She said she recently started counselling, as they both have difficulty sleeping. The relatives claim no one from the police's Victim and Witness Support Unit ever visited them to offer any support.
The mother of Clinton's three children said his six year old daughter often cries when she sees her father's photo on her tablet and live has been a struggle since his death as he was the breadwinner in the famiily.
She said she is praying for justice like the entire community and hopes the red-tape to get survivor's benefit to help take care of the children can be approved soon.
The woman, who spoke on the condition of anonymity, described Clinton as a loving father who smiled a lot. She broke down crying as she talked about him saying that he never got an opportunity to see his last child, now eight months, or tell the other two goodbye.
'Treat us like human beings'
Resident Kathy Ann Waldron, of Cipriani Avenue, said last year's shootings affected the entire community.
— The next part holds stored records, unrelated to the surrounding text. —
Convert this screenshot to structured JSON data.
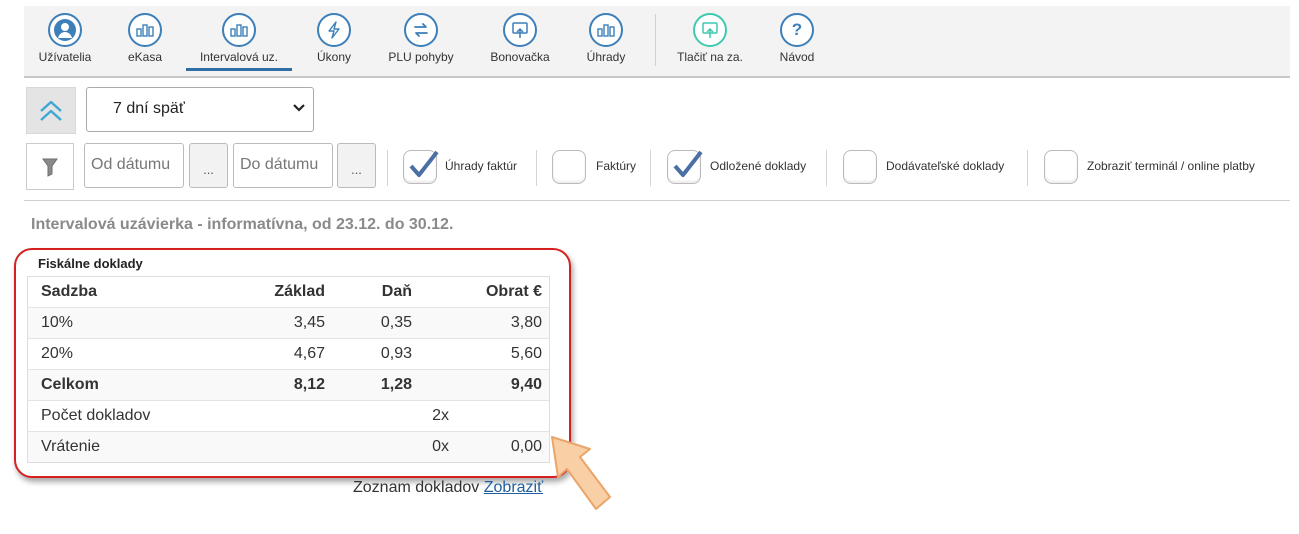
{
  "toolbar": {
    "items": [
      {
        "label": "Užívatelia",
        "icon": "user-icon"
      },
      {
        "label": "eKasa",
        "icon": "bar-chart-icon"
      },
      {
        "label": "Intervalová uz.",
        "icon": "bar-chart-icon",
        "active": true
      },
      {
        "label": "Úkony",
        "icon": "bolt-icon"
      },
      {
        "label": "PLU pohyby",
        "icon": "swap-arrows-icon"
      },
      {
        "label": "Bonovačka",
        "icon": "monitor-upload-icon"
      },
      {
        "label": "Úhrady",
        "icon": "bar-chart-icon"
      },
      {
        "label": "Tlačiť na za.",
        "icon": "monitor-upload-icon"
      },
      {
        "label": "Návod",
        "icon": "question-icon"
      }
    ]
  },
  "filters": {
    "period_value": "7 dní späť",
    "date_from_placeholder": "Od dátumu",
    "date_to_placeholder": "Do dátumu",
    "dots": "...",
    "checkboxes": [
      {
        "label": "Úhrady faktúr",
        "checked": true
      },
      {
        "label": "Faktúry",
        "checked": false
      },
      {
        "label": "Odložené doklady",
        "checked": true
      },
      {
        "label": "Dodávateľské doklady",
        "checked": false
      },
      {
        "label": "Zobraziť terminál / online platby",
        "checked": false
      }
    ]
  },
  "report": {
    "title": "Intervalová uzávierka - informatívna, od 23.12. do 30.12.",
    "section_title": "Fiskálne doklady",
    "headers": {
      "rate": "Sadzba",
      "base": "Základ",
      "tax": "Daň",
      "turnover": "Obrat €"
    },
    "rows": [
      {
        "rate": "10%",
        "base": "3,45",
        "tax": "0,35",
        "turnover": "3,80"
      },
      {
        "rate": "20%",
        "base": "4,67",
        "tax": "0,93",
        "turnover": "5,60"
      }
    ],
    "total": {
      "label": "Celkom",
      "base": "8,12",
      "tax": "1,28",
      "turnover": "9,40"
    },
    "doc_count": {
      "label": "Počet dokladov",
      "value": "2x"
    },
    "refunds": {
      "label": "Vrátenie",
      "value": "0x",
      "amount": "0,00"
    },
    "docs_list_label": "Zoznam dokladov",
    "docs_list_link": "Zobraziť"
  },
  "colors": {
    "accent": "#3d7fb8",
    "highlight_frame": "#d61f1f",
    "arrow": "#f9cfa6"
  }
}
"It just have the place downcast where everybody have to fear for their life now when they see the police because you really don't know what they up to...If you there to protect and serve, you can't be the judge, jury and executioner."
She said if someone is accused of a crime the role of the judiciary was to determine guilt of innocence based on evidence.
"If you have to be the judge, jury and executioner, then let us do away with the court, because that not making no sense."
Waldron said she had no problem with the police doing their work in a professional manner but when they threaten residents, curse them and point guns at them, people don't feel safe when they are around.
"You know sometimes you will be glad if police come around and things going on, but now you doesn't care to see a police pass, because everybody 'fraid for their life and that not supposed to be."
Some of the young men said they only way they believed they can get the attention of the authorities is by protesting, blocking roads and burning debris, but knew if they did so during the SoE they would be arrested. Some recounted incidents with police when one would bark commands to shut up, while another demanded an answer, often resulting in a slap, cuff, kick or even shot.
But they said they are willing to work with the police if they are treated with respect and like human beings.
Commissioner of Police Gary Griffith declined to comment on the anniversary of the fatal police shooting.
Part 2 in tomorrow's Newsday